Posted by john on 30 August, 2012 - 6:37 pm
> I'm pretty new to use PLC. I have a ABB AI810-card with module TU810. Do anyone know if I can use a separate 24V supply
> from a miniature circuit breaker in a 24V distribution cabinet? This supply is not the same supply as the supply to the
> AI-card. Do I have to connect the zero from distr.-cabinet to the AI-card?

You should go to http://solutionsbank.abb.com, sign up, and get the manual. I see that there is a free subscription (I have the premium subscription at a cost), but have to assume that something basic like a hardware manual is available.

That said, per page 84 of document "3BSE 020 924R501" the AI810/TU810 drawing shows that there are two groups of four inputs that share the same common reference (terminal ZP). So for an externally powered device you connect the power supply common to ZP (L1+) for channels 1 through 4, or ZP (L2+) for channels 5 through 8. A 4-20ma signal is connected to terminal B1-B8, 0-20ma to C1-C8, and 0-10V signal to C1-C8. You can only have two independent external sources per AI810 modules, unless you are willing to tie the commons together.

> Is it not possible to distribute the 24V directly from TU810, or maybe another TU-module?

For 2 wire transmitters, the 24VDC loop power is distributed on the TU810 by connections to L1+/ZP and L2+/ZP. If you have a device that requires a separate 24V supply, you can use the same power connected to the TU810. However, you do of course need to consider the ramifications of a short circuit. I would probably go back to the 24V power supply distribution and get a separately fused feed. If the transmitter is 0-20ma or 0-10V, you then have to consider that a blown fuse may not be apparent since the signal will not go to a bad quality status. Those considerations are not really any different then if you used an external 24V source closer to the transmitter(s).

Your use of this site is subject to the terms and conditions set forth under Legal Notices and the Privacy Policy. Please read those terms and conditions carefully. Subject to the rights expressly reserved to others under Legal Notices, the content of this site and the compilation thereof is © 1999-2014 Nerds in Control, LLC. All rights reserved.

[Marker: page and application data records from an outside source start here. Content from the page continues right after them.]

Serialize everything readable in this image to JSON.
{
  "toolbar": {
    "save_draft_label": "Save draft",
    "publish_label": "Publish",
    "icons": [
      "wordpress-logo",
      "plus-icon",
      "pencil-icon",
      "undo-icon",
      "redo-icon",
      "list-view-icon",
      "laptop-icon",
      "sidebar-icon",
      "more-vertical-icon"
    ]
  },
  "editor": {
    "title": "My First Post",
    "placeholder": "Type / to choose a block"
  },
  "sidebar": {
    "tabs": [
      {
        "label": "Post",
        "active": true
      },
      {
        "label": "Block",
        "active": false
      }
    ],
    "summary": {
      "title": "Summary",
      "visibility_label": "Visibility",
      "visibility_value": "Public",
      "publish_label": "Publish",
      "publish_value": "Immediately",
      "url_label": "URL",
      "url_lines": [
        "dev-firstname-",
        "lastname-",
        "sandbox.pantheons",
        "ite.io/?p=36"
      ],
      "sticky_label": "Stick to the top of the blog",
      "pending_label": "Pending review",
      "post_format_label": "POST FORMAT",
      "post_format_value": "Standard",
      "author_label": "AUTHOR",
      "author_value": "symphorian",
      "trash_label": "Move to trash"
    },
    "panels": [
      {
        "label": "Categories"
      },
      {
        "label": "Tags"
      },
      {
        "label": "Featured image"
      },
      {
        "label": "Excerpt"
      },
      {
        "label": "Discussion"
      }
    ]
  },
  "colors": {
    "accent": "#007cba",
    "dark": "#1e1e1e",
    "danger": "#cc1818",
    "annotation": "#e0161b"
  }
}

Users of this site are benefiting from open source technologies, including PHP, MySQL and Apache. Be happy.


Fortune
Self Test for Paranoia:
You know you have it when you can't think of anything that's
your own fault.
Advertise here
Advertisement
our advertisers
Help keep our servers running...
Patronize our advertisers!
Visit our Post Archive